**WHAT IS NEEDED:**
Each line of the records that holds "help" should be shown in full.

────

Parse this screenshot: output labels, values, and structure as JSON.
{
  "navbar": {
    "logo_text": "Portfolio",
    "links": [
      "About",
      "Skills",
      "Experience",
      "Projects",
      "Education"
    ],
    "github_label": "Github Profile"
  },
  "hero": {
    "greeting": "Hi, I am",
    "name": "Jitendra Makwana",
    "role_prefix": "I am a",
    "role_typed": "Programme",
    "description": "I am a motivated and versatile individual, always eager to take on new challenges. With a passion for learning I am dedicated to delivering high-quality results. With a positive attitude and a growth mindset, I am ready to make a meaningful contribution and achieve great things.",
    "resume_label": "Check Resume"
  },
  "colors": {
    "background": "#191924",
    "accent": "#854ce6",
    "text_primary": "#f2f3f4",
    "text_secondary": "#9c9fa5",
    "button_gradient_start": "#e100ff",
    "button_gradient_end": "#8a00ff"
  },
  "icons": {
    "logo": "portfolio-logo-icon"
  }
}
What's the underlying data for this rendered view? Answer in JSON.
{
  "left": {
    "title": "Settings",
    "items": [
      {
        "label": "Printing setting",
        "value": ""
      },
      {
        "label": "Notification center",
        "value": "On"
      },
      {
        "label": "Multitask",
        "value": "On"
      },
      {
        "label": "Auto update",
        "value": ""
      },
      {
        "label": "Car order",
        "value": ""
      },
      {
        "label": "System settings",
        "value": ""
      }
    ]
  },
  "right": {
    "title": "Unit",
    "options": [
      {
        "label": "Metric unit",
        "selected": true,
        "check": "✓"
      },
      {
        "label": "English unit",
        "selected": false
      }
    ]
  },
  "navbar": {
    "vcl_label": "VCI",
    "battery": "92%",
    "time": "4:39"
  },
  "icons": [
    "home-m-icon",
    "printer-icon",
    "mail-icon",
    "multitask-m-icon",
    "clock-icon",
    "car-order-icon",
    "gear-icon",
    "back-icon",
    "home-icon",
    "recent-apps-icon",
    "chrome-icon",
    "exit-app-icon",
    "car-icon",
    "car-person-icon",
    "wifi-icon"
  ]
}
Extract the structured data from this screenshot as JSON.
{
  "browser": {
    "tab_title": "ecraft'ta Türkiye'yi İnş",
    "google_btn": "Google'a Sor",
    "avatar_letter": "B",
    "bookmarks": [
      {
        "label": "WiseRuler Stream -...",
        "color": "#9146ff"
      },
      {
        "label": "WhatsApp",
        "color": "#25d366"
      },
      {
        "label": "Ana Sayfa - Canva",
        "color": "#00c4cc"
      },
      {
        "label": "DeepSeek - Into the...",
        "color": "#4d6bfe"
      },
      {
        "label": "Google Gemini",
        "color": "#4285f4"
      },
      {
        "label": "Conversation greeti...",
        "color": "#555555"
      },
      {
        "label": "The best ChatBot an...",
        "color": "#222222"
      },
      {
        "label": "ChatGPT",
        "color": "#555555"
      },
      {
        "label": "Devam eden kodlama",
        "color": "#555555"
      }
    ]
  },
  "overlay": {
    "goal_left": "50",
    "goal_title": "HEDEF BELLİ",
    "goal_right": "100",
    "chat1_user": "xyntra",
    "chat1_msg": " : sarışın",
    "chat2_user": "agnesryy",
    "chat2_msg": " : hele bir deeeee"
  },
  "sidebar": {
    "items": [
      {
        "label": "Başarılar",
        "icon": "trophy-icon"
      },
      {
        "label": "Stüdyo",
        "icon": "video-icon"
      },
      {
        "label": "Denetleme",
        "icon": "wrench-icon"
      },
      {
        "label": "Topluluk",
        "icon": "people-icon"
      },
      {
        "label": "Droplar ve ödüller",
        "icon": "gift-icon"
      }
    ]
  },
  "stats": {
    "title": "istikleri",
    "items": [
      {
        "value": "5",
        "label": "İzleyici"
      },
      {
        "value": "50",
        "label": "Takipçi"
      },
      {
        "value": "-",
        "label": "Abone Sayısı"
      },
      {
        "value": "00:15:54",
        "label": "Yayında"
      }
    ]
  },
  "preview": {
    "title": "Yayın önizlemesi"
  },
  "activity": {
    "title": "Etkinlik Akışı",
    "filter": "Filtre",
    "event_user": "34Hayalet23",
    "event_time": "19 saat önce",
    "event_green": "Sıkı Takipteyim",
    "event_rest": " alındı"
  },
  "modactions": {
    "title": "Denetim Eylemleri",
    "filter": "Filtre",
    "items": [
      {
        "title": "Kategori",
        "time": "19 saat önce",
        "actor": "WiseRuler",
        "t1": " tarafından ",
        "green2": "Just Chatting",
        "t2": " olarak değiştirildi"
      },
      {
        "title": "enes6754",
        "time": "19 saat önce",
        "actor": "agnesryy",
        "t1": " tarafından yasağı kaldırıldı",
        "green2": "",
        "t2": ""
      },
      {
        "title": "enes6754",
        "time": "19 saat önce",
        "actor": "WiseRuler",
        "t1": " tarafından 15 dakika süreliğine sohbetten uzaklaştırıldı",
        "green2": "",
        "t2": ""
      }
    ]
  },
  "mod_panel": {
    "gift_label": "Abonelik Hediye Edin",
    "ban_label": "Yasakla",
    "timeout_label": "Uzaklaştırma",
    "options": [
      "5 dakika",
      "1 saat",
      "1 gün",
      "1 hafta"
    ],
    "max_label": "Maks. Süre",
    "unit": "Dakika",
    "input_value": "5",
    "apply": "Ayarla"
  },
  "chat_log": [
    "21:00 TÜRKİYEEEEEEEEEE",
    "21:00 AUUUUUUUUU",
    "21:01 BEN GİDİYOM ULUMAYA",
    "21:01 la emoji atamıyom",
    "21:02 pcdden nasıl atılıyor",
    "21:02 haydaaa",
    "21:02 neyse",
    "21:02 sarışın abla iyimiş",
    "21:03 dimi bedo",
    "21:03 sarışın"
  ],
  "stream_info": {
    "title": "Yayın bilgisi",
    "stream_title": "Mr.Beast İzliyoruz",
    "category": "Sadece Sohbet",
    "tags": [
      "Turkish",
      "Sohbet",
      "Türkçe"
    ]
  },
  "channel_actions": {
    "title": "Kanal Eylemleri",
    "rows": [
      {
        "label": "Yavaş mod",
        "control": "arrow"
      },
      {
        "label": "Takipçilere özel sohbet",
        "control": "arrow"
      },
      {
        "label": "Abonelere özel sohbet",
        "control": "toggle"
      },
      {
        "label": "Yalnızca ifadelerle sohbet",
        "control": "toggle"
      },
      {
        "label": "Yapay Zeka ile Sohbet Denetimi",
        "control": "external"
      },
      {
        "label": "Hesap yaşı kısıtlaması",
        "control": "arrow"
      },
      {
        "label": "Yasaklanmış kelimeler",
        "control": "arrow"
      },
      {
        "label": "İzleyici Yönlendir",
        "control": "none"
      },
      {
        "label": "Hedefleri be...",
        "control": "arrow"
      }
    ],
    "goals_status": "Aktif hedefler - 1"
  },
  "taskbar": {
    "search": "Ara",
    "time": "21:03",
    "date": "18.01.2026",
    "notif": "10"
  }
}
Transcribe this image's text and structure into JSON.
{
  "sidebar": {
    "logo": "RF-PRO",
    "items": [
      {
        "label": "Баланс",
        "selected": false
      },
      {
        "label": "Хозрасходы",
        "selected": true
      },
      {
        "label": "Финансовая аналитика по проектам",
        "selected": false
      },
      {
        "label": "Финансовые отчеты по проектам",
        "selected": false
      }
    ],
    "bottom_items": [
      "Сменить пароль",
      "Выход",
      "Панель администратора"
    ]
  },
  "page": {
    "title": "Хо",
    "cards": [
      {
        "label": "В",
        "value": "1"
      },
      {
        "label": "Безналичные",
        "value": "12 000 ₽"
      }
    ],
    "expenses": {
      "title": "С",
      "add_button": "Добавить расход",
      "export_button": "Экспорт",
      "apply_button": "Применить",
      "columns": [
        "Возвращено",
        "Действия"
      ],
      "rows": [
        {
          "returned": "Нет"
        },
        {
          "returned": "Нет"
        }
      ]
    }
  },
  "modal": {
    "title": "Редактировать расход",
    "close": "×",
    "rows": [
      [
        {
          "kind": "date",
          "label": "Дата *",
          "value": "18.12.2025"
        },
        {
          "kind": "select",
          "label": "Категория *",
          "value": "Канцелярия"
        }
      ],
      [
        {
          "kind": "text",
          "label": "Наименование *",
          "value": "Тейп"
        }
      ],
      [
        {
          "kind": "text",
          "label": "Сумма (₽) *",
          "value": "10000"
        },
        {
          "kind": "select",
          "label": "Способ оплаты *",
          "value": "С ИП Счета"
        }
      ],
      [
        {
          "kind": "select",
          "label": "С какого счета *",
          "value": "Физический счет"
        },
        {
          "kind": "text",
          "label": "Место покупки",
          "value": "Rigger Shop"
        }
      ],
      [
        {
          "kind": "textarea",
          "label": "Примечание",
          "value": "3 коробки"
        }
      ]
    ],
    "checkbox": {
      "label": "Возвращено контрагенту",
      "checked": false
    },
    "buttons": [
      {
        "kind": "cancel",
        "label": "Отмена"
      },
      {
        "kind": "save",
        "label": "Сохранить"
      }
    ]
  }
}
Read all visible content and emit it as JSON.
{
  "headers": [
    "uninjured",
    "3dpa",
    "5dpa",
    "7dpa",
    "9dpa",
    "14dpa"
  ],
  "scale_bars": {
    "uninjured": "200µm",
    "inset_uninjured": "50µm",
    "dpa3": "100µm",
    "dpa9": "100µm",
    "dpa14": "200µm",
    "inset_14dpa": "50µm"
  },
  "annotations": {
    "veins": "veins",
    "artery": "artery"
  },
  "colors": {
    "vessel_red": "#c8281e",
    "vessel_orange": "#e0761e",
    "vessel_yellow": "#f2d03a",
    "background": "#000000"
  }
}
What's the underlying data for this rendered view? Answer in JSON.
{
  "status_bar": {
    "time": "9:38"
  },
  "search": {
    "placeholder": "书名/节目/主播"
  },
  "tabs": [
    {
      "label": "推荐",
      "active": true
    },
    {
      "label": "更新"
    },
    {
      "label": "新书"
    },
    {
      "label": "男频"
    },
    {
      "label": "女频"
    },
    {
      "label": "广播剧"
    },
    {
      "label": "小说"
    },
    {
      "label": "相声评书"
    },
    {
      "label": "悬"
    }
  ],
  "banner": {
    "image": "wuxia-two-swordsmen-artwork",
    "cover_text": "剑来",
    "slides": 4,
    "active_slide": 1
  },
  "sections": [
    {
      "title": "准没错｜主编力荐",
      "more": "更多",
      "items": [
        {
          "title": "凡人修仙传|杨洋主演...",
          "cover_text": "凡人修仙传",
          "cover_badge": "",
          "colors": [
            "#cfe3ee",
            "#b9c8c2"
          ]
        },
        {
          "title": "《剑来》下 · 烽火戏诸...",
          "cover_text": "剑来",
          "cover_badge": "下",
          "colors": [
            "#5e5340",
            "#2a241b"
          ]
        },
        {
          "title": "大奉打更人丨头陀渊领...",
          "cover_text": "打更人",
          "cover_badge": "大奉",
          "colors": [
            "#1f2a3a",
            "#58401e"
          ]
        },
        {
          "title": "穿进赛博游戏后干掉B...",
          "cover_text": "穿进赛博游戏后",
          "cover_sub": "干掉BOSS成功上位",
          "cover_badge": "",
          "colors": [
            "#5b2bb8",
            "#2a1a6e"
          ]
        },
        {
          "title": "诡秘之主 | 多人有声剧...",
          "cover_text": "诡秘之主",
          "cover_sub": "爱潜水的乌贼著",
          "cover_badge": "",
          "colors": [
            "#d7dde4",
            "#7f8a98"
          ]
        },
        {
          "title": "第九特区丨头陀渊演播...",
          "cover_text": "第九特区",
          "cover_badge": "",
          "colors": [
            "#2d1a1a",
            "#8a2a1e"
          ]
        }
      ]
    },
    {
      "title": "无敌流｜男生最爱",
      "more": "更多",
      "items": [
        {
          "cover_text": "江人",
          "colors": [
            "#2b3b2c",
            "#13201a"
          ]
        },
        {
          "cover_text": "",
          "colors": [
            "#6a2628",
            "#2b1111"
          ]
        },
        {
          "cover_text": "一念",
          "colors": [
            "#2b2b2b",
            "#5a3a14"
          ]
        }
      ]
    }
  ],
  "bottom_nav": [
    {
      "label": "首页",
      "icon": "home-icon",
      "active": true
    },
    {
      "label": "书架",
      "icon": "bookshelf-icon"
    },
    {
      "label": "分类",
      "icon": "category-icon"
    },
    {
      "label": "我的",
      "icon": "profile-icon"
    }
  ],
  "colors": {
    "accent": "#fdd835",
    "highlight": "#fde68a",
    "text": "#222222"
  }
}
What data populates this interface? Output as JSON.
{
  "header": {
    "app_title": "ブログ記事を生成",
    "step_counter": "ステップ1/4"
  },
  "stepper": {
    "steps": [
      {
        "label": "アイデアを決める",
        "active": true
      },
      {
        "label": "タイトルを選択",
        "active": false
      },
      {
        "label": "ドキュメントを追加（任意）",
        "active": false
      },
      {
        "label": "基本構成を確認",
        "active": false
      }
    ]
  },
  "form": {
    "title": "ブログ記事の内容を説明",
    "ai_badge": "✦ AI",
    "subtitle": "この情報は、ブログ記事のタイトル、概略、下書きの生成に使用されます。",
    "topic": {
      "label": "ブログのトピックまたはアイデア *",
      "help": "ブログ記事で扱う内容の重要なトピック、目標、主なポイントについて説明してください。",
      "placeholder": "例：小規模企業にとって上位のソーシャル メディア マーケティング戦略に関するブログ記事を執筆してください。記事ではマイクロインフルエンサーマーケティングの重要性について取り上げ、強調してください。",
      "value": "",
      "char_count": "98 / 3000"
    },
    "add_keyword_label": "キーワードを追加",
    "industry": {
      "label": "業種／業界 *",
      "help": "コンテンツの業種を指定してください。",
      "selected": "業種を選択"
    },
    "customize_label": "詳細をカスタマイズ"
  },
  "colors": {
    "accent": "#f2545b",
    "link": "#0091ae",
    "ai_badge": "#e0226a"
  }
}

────

**RESULT BELOW:**
      "help": "ブログ記事で扱う内容の重要なトピック、目標、主なポイントについて説明してください。",
      "help": "コンテンツの業種を指定してください。",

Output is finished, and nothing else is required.